Regular readers will know that we love our dividends at Simply Wall St, which is why it's exciting to see Colgate-Palmolive Company (NYSE:CL) is about to trade ex-dividend in the next 4 days. If you purchase the stock on or after the 22nd of October, you won't be eligible to receive this dividend, when it is paid on the 15th of November.
Colgate-Palmolive's upcoming dividend is US$0.4 a share, following on from the last 12 months, when the company distributed a total of US$1.7 per share to shareholders. Based on the last year's worth of payments, Colgate-Palmolive has a trailing yield of 2.5% on the current stock price of $67.85. If you buy this business for its dividend, you should have an idea of whether Colgate-Palmolive's dividend is reliable and sustainable. We need to see whether the dividend is covered by earnings and if it's growing.
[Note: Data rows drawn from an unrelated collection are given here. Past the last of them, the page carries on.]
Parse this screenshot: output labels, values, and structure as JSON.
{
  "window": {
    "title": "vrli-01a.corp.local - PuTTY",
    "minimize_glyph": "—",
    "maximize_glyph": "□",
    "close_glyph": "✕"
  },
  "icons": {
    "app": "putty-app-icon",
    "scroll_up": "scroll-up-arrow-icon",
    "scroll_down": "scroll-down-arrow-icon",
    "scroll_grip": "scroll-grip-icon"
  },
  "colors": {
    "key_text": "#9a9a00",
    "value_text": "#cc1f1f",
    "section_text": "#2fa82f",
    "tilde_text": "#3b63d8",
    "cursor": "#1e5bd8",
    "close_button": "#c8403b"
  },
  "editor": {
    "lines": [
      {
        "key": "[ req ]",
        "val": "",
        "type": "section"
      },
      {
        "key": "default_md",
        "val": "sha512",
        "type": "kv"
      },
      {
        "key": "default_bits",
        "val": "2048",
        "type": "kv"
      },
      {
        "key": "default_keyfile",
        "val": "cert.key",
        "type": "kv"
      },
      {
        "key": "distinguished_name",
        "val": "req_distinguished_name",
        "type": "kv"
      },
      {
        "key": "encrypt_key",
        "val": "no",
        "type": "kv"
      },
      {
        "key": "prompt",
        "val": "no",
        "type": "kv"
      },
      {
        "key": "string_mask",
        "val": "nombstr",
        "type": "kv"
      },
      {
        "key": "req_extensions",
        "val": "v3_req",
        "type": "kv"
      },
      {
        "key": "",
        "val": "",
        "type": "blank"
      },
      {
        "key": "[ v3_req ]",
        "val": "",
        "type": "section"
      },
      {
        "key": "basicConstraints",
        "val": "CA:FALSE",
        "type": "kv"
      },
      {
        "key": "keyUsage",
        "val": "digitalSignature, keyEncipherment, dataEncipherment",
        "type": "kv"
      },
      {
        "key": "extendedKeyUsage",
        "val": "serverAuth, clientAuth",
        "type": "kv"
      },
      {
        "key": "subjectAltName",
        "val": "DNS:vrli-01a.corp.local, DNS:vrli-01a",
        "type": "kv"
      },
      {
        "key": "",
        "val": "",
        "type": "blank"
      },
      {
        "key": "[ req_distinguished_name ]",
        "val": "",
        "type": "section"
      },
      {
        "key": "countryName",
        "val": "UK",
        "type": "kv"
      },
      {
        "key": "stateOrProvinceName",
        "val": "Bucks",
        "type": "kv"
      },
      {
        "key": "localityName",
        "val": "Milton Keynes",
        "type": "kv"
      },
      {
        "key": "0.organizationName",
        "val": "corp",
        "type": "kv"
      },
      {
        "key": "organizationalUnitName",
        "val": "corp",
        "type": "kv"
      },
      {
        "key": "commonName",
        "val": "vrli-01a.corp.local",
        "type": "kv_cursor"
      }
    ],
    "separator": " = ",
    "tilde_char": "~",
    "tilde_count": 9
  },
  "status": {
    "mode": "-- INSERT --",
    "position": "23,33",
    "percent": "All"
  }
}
Dividends are typically paid from company earnings. If a company pays more in dividends than it earned in profit, then the dividend could be unsustainable. Colgate-Palmolive paid out more than half (64%) of its earnings last year, which is a regular payout ratio for most companies. Yet cash flow is typically more important than profit for assessing dividend sustainability, so we should always check if the company generated enough cash to afford its dividend. It paid out more than half (55%) of its free cash flow in the past year, which is within an average range for most companies.
It's encouraging to see that the dividend is covered by both profit and cash flow. This generally suggests the dividend is sustainable, as long as earnings don't drop precipitously.
Have Earnings And Dividends Been Growing?
Companies that aren't growing their earnings can still be valuable, but it is even more important to assess the sustainability of the dividend if it looks like the company will struggle to grow. If earnings decline and the company is forced to cut its dividend, investors could watch the value of their investment go up in smoke. That explains why we're not overly excited about Colgate-Palmolive's flat earnings over the past five years. Better than seeing them fall off a cliff, for sure, but the best dividend stocks grow their earnings meaningfully over the long run. Earnings per share growth has been slim, and the company is already paying out a majority of its earnings. While there is some room to both increase the payout ratio and reinvest in the business, generally the higher a payout ratio goes, the lower a company's prospects for future growth.
The main way most investors will assess a company's dividend prospects is by checking the historical rate of dividend growth. In the past ten years, Colgate-Palmolive has increased its dividend at approximately 8.0% a year on average.
The Bottom Line
Is Colgate-Palmolive an attractive dividend stock, or better left on the shelf? Colgate-Palmolive has struggled to grow its earnings per share, and while the company is paying out a majority of its earnings and cash flow in the form of dividends, the dividend payments don't appear unsustainable. In summary, while it has some positive characteristics, we're not inclined to race out and buy Colgate-Palmolive today.
Curious what other investors think of Colgate-Palmolive? See what analysts are forecasting, with this visualisation of its historical and future estimated earnings and cash flow.
A common investment mistake is buying the first interesting stock you see. Here you can find a list of promising dividend stocks with a greater than 2% yield and an upcoming dividend.
We aim to bring you long-term focused research analysis driven by fundamental data. Note that our analysis may not factor in the latest price-sensitive company announcements or qualitative material.
If you spot an error that warrants correction, please contact the editor at email@example.com. This article by Simply Wall St is general in nature. It does not constitute a recommendation to buy or sell any stock, and does not take account of your objectives, or your financial situation. Simply Wall St has no position in the stocks mentioned. Thank you for reading.